The model results show that both xG and errors are statistically significant, and have substantively large, roughly equivalent, but opposite effects on underperformance. While both of these variables are statistically significant, the binary variable representing whether Dortmund played at home or away is not. Playing away from home has a negative effect on over/underperformance, but there is enough variance in performances at home and away that it did not reach significance.
Figure 8 plots the regression results at home and away games, depending on the number of errors committed.
Figure 8 demonstrates that the number of errors has a significant impact on Dortmund’s performance, while playing away from home produces a moderate but non-significant reduction in performance.
This suggests that errors help explain the games where Dortmund underperform their expected points. Cleaning up their error rate so that it falls in line with their competitors would have a significant impact on their points total, and would likely make them serious title challengers.
So the evidence suggests that errors are not only having an impact under Favre, but have impacted Dortmund’s results in the last four seasons. Not only that, but they appear to explain underperformance in games by Dortmund in recent seasons too. Given this, it is remarkable that they have been able to finish in the top four in each of these seasons.

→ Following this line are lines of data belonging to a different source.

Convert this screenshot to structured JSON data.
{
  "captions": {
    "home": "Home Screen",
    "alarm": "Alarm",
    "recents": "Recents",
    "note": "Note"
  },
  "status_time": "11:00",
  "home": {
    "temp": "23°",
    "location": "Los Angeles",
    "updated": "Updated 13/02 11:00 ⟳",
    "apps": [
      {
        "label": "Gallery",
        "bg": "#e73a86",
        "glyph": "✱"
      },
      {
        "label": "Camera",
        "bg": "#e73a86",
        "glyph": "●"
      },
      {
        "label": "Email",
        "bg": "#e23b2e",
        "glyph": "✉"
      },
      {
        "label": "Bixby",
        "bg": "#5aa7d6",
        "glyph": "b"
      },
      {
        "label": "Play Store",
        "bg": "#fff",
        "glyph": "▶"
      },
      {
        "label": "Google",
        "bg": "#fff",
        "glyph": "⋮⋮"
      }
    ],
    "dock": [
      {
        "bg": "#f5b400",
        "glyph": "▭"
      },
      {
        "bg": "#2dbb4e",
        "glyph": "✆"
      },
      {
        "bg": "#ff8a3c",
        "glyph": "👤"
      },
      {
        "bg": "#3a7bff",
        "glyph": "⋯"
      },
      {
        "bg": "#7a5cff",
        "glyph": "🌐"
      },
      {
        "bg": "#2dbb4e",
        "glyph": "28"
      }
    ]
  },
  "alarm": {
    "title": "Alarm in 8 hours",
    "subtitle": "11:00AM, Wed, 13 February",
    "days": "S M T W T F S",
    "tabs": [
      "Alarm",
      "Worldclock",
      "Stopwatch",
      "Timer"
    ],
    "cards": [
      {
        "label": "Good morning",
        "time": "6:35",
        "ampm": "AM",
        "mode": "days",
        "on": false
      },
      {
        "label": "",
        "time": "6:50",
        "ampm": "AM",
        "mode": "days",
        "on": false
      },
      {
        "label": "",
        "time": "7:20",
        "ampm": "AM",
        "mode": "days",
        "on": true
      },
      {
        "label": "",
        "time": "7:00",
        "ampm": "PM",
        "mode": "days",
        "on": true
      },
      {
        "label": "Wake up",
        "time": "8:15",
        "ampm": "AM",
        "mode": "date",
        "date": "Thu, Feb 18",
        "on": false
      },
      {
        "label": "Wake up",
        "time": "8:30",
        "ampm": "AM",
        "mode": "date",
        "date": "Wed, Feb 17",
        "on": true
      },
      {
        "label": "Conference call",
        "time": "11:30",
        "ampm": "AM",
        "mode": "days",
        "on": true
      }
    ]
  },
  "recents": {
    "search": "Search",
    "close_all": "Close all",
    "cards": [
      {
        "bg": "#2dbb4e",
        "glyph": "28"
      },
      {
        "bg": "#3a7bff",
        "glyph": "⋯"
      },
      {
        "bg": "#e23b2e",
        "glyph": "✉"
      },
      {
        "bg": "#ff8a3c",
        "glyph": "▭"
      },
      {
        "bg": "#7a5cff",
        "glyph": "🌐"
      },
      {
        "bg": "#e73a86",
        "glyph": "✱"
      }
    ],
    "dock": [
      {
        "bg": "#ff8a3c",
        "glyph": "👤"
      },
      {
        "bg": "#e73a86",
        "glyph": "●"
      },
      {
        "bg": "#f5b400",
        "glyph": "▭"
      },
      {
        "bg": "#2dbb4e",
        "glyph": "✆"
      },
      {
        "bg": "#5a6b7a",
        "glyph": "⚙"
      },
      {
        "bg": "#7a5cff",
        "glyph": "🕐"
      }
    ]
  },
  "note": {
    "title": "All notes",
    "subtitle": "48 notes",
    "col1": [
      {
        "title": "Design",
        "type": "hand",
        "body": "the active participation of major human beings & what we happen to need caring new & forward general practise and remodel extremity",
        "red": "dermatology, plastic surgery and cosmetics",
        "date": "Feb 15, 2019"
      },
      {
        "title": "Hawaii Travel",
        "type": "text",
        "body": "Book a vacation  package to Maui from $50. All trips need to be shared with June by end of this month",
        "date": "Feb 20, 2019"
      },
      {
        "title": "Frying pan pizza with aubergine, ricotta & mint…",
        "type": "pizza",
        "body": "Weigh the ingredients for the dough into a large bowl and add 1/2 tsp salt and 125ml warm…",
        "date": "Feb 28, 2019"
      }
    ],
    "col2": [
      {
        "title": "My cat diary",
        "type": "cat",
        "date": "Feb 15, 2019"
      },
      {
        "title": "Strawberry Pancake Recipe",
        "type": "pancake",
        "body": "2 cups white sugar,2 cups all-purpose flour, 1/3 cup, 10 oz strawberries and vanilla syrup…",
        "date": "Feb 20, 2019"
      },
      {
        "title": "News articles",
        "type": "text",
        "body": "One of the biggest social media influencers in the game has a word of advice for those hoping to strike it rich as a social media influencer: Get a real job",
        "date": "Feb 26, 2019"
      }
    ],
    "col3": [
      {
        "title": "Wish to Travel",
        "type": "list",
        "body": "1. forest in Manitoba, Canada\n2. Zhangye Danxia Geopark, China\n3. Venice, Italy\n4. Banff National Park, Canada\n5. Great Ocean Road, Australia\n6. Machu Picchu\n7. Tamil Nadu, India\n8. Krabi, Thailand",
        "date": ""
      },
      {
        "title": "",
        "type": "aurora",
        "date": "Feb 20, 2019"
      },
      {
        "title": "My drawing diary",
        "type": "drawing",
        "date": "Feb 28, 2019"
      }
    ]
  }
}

If they were able to reduce the errors, this would surely contribute to significant improvements in results, and would significantly close the gap between Dortmund and the top of the table.
In the final article in this series, I will explore some of the best individual performances so far in the Hinrunde, and compare Dortmund’s best players to the their rivals around the Bundesliga.